private Document parse(String xml) //.…

Java 8: Definitive guide to CompletableFuture

Java 8 is coming so it's time to study new features. While Java 7 and Java 6 were rather minor releases, version 8 will be a big step forward. Maybe even too big? Today I will give you a thorough explanation of new abstraction in JDK 8 - CompletableFuture<T>. As you all know Java 8 will hopefully be released in less than a year, therefore this article is based on JDK 8 build 88 with lambda support. CompletableFuture<T> extends Future<T> by providing functional, monadic (!) operations and promoting asynchronous, event-driven programming model, as opposed to blocking in older Java. If you opened JavaDoc of CompletableFuture<T> you are surely overwhelmed.
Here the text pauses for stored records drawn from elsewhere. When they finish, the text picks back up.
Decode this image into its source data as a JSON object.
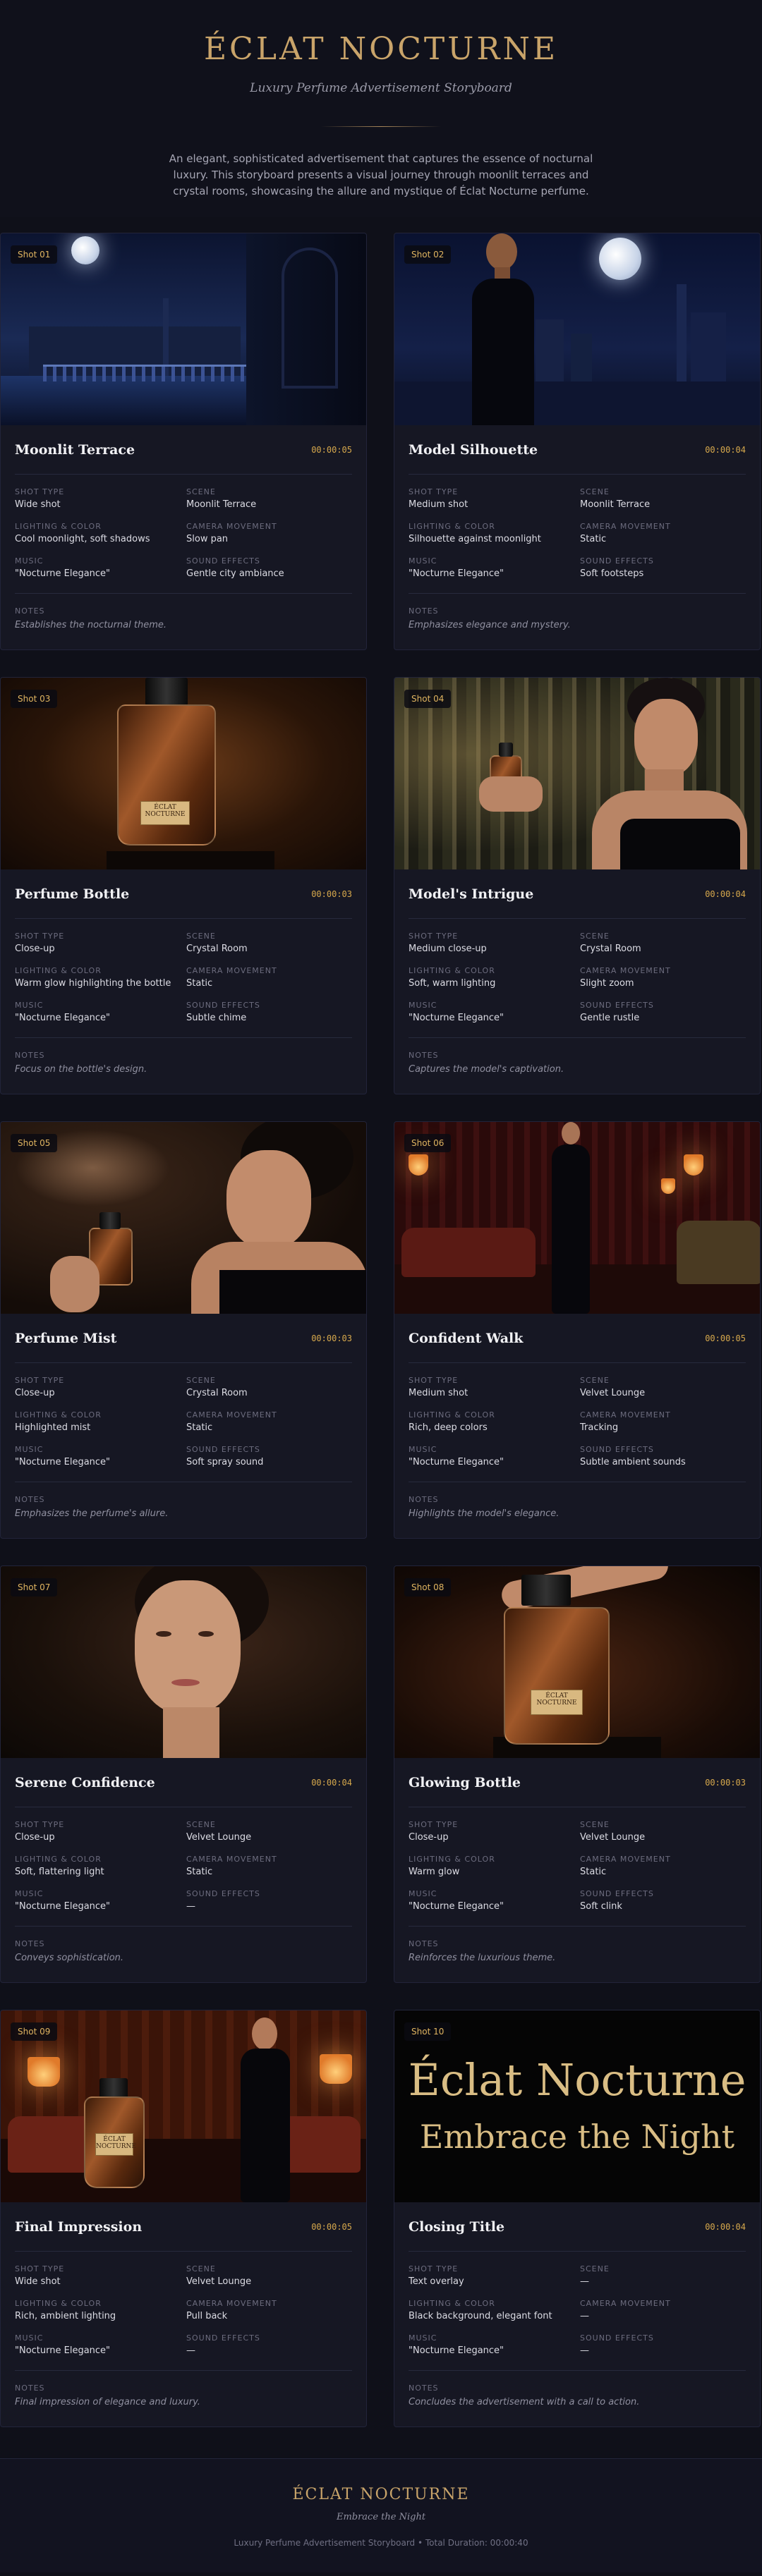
{
  "header": {
    "title": "ÉCLAT NOCTURNE",
    "subtitle": "Luxury Perfume Advertisement Storyboard",
    "intro": "An elegant, sophisticated advertisement that captures the essence of nocturnal luxury. This storyboard presents a visual journey through moonlit terraces and crystal rooms, showcasing the allure and mystique of Éclat Nocturne perfume."
  },
  "labels": {
    "shot_type": "SHOT TYPE",
    "scene": "SCENE",
    "lighting": "LIGHTING & COLOR",
    "camera": "CAMERA MOVEMENT",
    "music": "MUSIC",
    "sound": "SOUND EFFECTS",
    "notes": "NOTES"
  },
  "shots": [
    {
      "badge": "Shot 01",
      "title": "Moonlit Terrace",
      "duration": "00:00:05",
      "shot_type": "Wide shot",
      "scene": "Moonlit Terrace",
      "lighting": "Cool moonlight, soft shadows",
      "camera": "Slow pan",
      "music": "\"Nocturne Elegance\"",
      "sound": "Gentle city ambiance",
      "notes": "Establishes the nocturnal theme."
    },
    {
      "badge": "Shot 02",
      "title": "Model Silhouette",
      "duration": "00:00:04",
      "shot_type": "Medium shot",
      "scene": "Moonlit Terrace",
      "lighting": "Silhouette against moonlight",
      "camera": "Static",
      "music": "\"Nocturne Elegance\"",
      "sound": "Soft footsteps",
      "notes": "Emphasizes elegance and mystery."
    },
    {
      "badge": "Shot 03",
      "title": "Perfume Bottle",
      "duration": "00:00:03",
      "shot_type": "Close-up",
      "scene": "Crystal Room",
      "lighting": "Warm glow highlighting the bottle",
      "camera": "Static",
      "music": "\"Nocturne Elegance\"",
      "sound": "Subtle chime",
      "notes": "Focus on the bottle's design."
    },
    {
      "badge": "Shot 04",
      "title": "Model's Intrigue",
      "duration": "00:00:04",
      "shot_type": "Medium close-up",
      "scene": "Crystal Room",
      "lighting": "Soft, warm lighting",
      "camera": "Slight zoom",
      "music": "\"Nocturne Elegance\"",
      "sound": "Gentle rustle",
      "notes": "Captures the model's captivation."
    },
    {
      "badge": "Shot 05",
      "title": "Perfume Mist",
      "duration": "00:00:03",
      "shot_type": "Close-up",
      "scene": "Crystal Room",
      "lighting": "Highlighted mist",
      "camera": "Static",
      "music": "\"Nocturne Elegance\"",
      "sound": "Soft spray sound",
      "notes": "Emphasizes the perfume's allure."
    },
    {
      "badge": "Shot 06",
      "title": "Confident Walk",
      "duration": "00:00:05",
      "shot_type": "Medium shot",
      "scene": "Velvet Lounge",
      "lighting": "Rich, deep colors",
      "camera": "Tracking",
      "music": "\"Nocturne Elegance\"",
      "sound": "Subtle ambient sounds",
      "notes": "Highlights the model's elegance."
    },
    {
      "badge": "Shot 07",
      "title": "Serene Confidence",
      "duration": "00:00:04",
      "shot_type": "Close-up",
      "scene": "Velvet Lounge",
      "lighting": "Soft, flattering light",
      "camera": "Static",
      "music": "\"Nocturne Elegance\"",
      "sound": "—",
      "notes": "Conveys sophistication."
    },
    {
      "badge": "Shot 08",
      "title": "Glowing Bottle",
      "duration": "00:00:03",
      "shot_type": "Close-up",
      "scene": "Velvet Lounge",
      "lighting": "Warm glow",
      "camera": "Static",
      "music": "\"Nocturne Elegance\"",
      "sound": "Soft clink",
      "notes": "Reinforces the luxurious theme."
    },
    {
      "badge": "Shot 09",
      "title": "Final Impression",
      "duration": "00:00:05",
      "shot_type": "Wide shot",
      "scene": "Velvet Lounge",
      "lighting": "Rich, ambient lighting",
      "camera": "Pull back",
      "music": "\"Nocturne Elegance\"",
      "sound": "—",
      "notes": "Final impression of elegance and luxury."
    },
    {
      "badge": "Shot 10",
      "title": "Closing Title",
      "duration": "00:00:04",
      "shot_type": "Text overlay",
      "scene": "—",
      "lighting": "Black background, elegant font",
      "camera": "—",
      "music": "\"Nocturne Elegance\"",
      "sound": "—",
      "notes": "Concludes the advertisement with a call to action."
    }
  ],
  "closing_art": {
    "line1": "Éclat Nocturne",
    "line2": "Embrace the Night"
  },
  "bottle_label": {
    "line1": "ÉCLAT",
    "line2": "NOCTURNE"
  },
  "footer": {
    "title": "ÉCLAT NOCTURNE",
    "tagline": "Embrace the Night",
    "meta": "Luxury Perfume Advertisement Storyboard • Total Duration: 00:00:40"
  },
  "colors": {
    "accent": "#c9a46a",
    "duration": "#d6a84c",
    "background": "#0f1019",
    "card": "#161723"
  }
}
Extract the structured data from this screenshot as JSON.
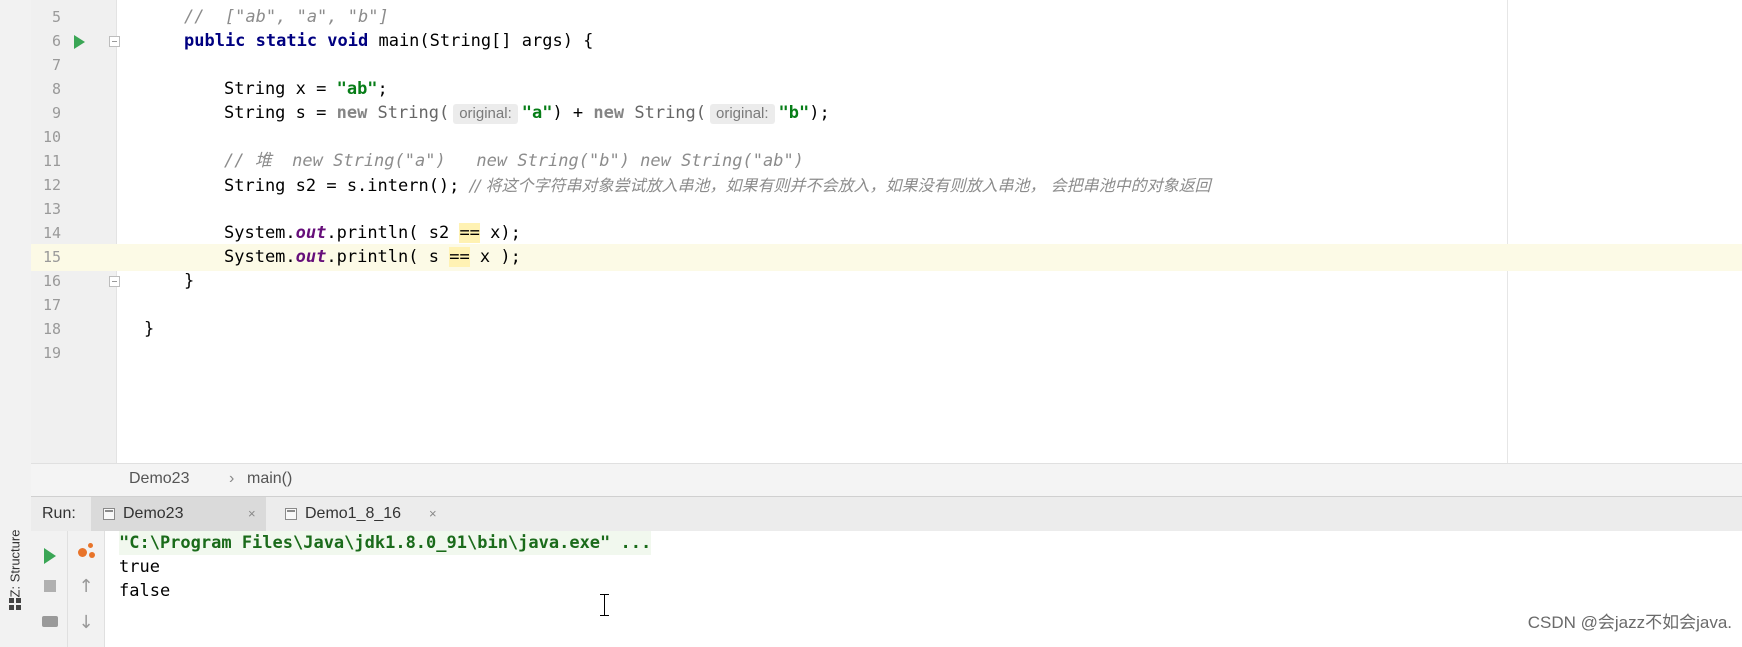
{
  "editor": {
    "current_line": "15",
    "lines": [
      {
        "num": "5"
      },
      {
        "num": "6",
        "seg": [
          "public static void",
          " main(String[] args) {"
        ]
      },
      {
        "num": "7"
      },
      {
        "num": "8",
        "seg": [
          "String x = ",
          "\"ab\"",
          ";"
        ]
      },
      {
        "num": "9",
        "seg": [
          "String s = ",
          "new",
          " String(",
          "original:",
          "\"a\"",
          ") + ",
          "new",
          " String(",
          "original:",
          "\"b\"",
          ");"
        ]
      },
      {
        "num": "10"
      },
      {
        "num": "11",
        "seg": [
          "// 堆  new String(\"a\")   new String(\"b\") new String(\"ab\")"
        ]
      },
      {
        "num": "12",
        "seg": [
          "String s2 = s.intern(); ",
          "// 将这个字符串对象尝试放入串池，如果有则并不会放入，如果没有则放入串池， 会把串池中的对象返回"
        ]
      },
      {
        "num": "13"
      },
      {
        "num": "14",
        "seg": [
          "System.",
          "out",
          ".println( s2 ",
          "==",
          " x);"
        ]
      },
      {
        "num": "15",
        "seg": [
          "System.",
          "out",
          ".println( s ",
          "==",
          " x );"
        ]
      },
      {
        "num": "16",
        "seg": [
          "}"
        ]
      },
      {
        "num": "17"
      },
      {
        "num": "18",
        "seg": [
          "}"
        ]
      },
      {
        "num": "19"
      }
    ],
    "line5_comment": "//  [\"ab\", \"a\", \"b\"]"
  },
  "breadcrumb": {
    "items": [
      "Demo23",
      "main()"
    ],
    "separator": "›"
  },
  "run_panel": {
    "label": "Run:",
    "tabs": [
      {
        "label": "Demo23",
        "close": "×",
        "active": true
      },
      {
        "label": "Demo1_8_16",
        "close": "×",
        "active": false
      }
    ],
    "console": {
      "command": "\"C:\\Program Files\\Java\\jdk1.8.0_91\\bin\\java.exe\" ...",
      "output": [
        "true",
        "false"
      ]
    }
  },
  "side_tool": {
    "structure_label": "Z: Structure"
  },
  "watermark": "CSDN @会jazz不如会java.",
  "colors": {
    "keyword": "#000080",
    "string": "#067d17",
    "comment": "#8c8c8c",
    "static_field": "#660e7a",
    "current_line_bg": "#fcfae6",
    "run_green": "#3aa655"
  }
}
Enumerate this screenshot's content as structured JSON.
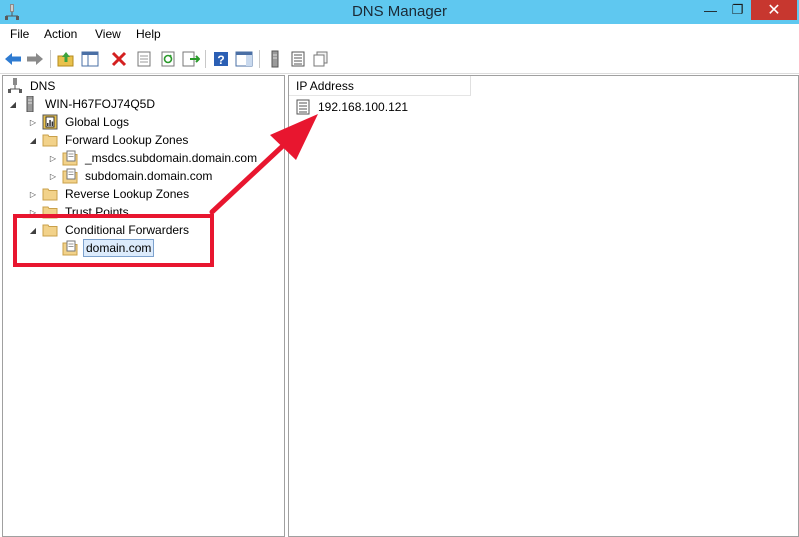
{
  "window": {
    "title": "DNS Manager",
    "controls": {
      "minimize": "—",
      "maximize": "❐",
      "close": "✕"
    }
  },
  "menu": {
    "items": [
      {
        "label": "File"
      },
      {
        "label": "Action"
      },
      {
        "label": "View"
      },
      {
        "label": "Help"
      }
    ]
  },
  "toolbar": {
    "buttons": [
      "back-icon",
      "forward-icon",
      "up-level-icon",
      "show-hide-console-tree-icon",
      "delete-icon",
      "properties-icon",
      "refresh-icon",
      "export-list-icon",
      "help-icon",
      "show-action-pane-icon",
      "server-icon",
      "zone-icon",
      "forwarder-icon"
    ]
  },
  "tree": {
    "root": {
      "label": "DNS"
    },
    "server": {
      "label": "WIN-H67FOJ74Q5D"
    },
    "global_logs": {
      "label": "Global Logs"
    },
    "forward_zones": {
      "label": "Forward Lookup Zones"
    },
    "msdcs_zone": {
      "label": "_msdcs.subdomain.domain.com"
    },
    "subdomain_zone": {
      "label": "subdomain.domain.com"
    },
    "reverse_zones": {
      "label": "Reverse Lookup Zones"
    },
    "trust_points": {
      "label": "Trust Points"
    },
    "conditional_forwarders": {
      "label": "Conditional Forwarders"
    },
    "forwarder_domain": {
      "label": "domain.com"
    }
  },
  "list": {
    "column_header": "IP Address",
    "rows": [
      {
        "ip": "192.168.100.121"
      }
    ]
  },
  "annotations": {
    "highlight_color": "#e8162f",
    "arrow_color": "#e8162f"
  }
}
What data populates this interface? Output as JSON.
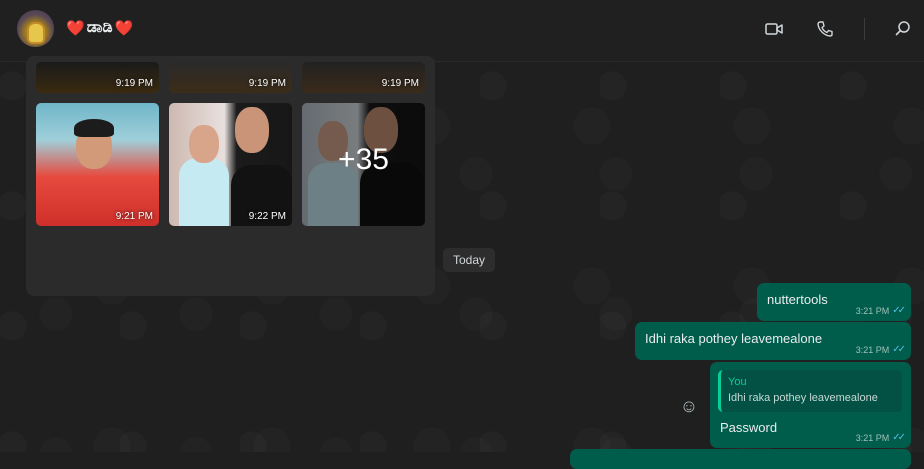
{
  "header": {
    "avatar_icon": "avatar-image",
    "title_heart_left": "❤️",
    "title_text": "ಡಾಡಿ",
    "title_heart_right": "❤️",
    "icons": [
      "video-call-icon",
      "phone-icon",
      "search-icon"
    ]
  },
  "media": {
    "tiles": [
      {
        "time": "9:19 PM"
      },
      {
        "time": "9:19 PM"
      },
      {
        "time": "9:19 PM"
      },
      {
        "time": "9:21 PM"
      },
      {
        "time": "9:22 PM"
      },
      {
        "more_label": "+35"
      }
    ]
  },
  "date_divider": "Today",
  "messages": [
    {
      "text": "nuttertools",
      "time": "3:21 PM",
      "status": "✓✓"
    },
    {
      "text": "Idhi raka pothey leavemealone",
      "time": "3:21 PM",
      "status": "✓✓"
    },
    {
      "reply": {
        "author": "You",
        "text": "Idhi raka pothey leavemealone"
      },
      "text": "Password",
      "time": "3:21 PM",
      "status": "✓✓"
    }
  ],
  "colors": {
    "background": "#1f1f1f",
    "header": "#202020",
    "outgoing_bubble": "#005c4b",
    "read_tick": "#53bdeb",
    "quote_accent": "#06cf9c"
  }
}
About fifty methods (!), some of them being extremely cryptic and exotic, e.g.:

public <U,V> CompletableFuture<V> thenCombineAsync( CompletableFuture<? extends U> other, BiFunction<? super T,? super U,? extends V> fn, Executor executor) Don't worry, but keep reading. …

Synchronising Multithreaded Integration Tests revisited

I recently stumbled upon an article Synchronising Multithreaded Integration Tests on Captain Debug's Blog. That post emphasizes the problem of designing integration tests involving class under test running business logic asynchronously. This contrived example was given (I stripped some comments):

public class ThreadWrapper { public void doWork() { Thread thread = new Thread() { @Override public void run() { System.out.println("Start of the thread"); addDataToDB(); System.out.println("End of the thread method"); } private void addDataToDB() { // Dummy Code... try { Thread.sleep(4000); } catch (InterruptedException e) { e.printStackTrace(); } } }; thread.start(); System.out.println("Off and running..."); …

Lazy sequences in Scala and Clojure

Lazy sequences (also known as streams) are an interesting functional data structure which you might have never heard of. Basically lazy sequence is a list that is not fully known/computed until you actually use it. Imagine a list that is very expensive to create and you don't want to compute too much - but still allow clients to consume as much as they want or need. Similar to iterator, however iterators are destructive - once you read them, they're gone. Lazy sequences on the other hand remember already computed elements.

Notice that this abstraction even allows us to construct and work with infinite streams! It's perfectly possible to create a lazy sequence of prime numbers or Fibonacci series. It's up to the client to decide how many elements they want to consume - and only that many are going to be generated. Compare it to eager list - that has to be precomputed prior to first usage and iterator - that forgets about already computed values.

Remember however that l…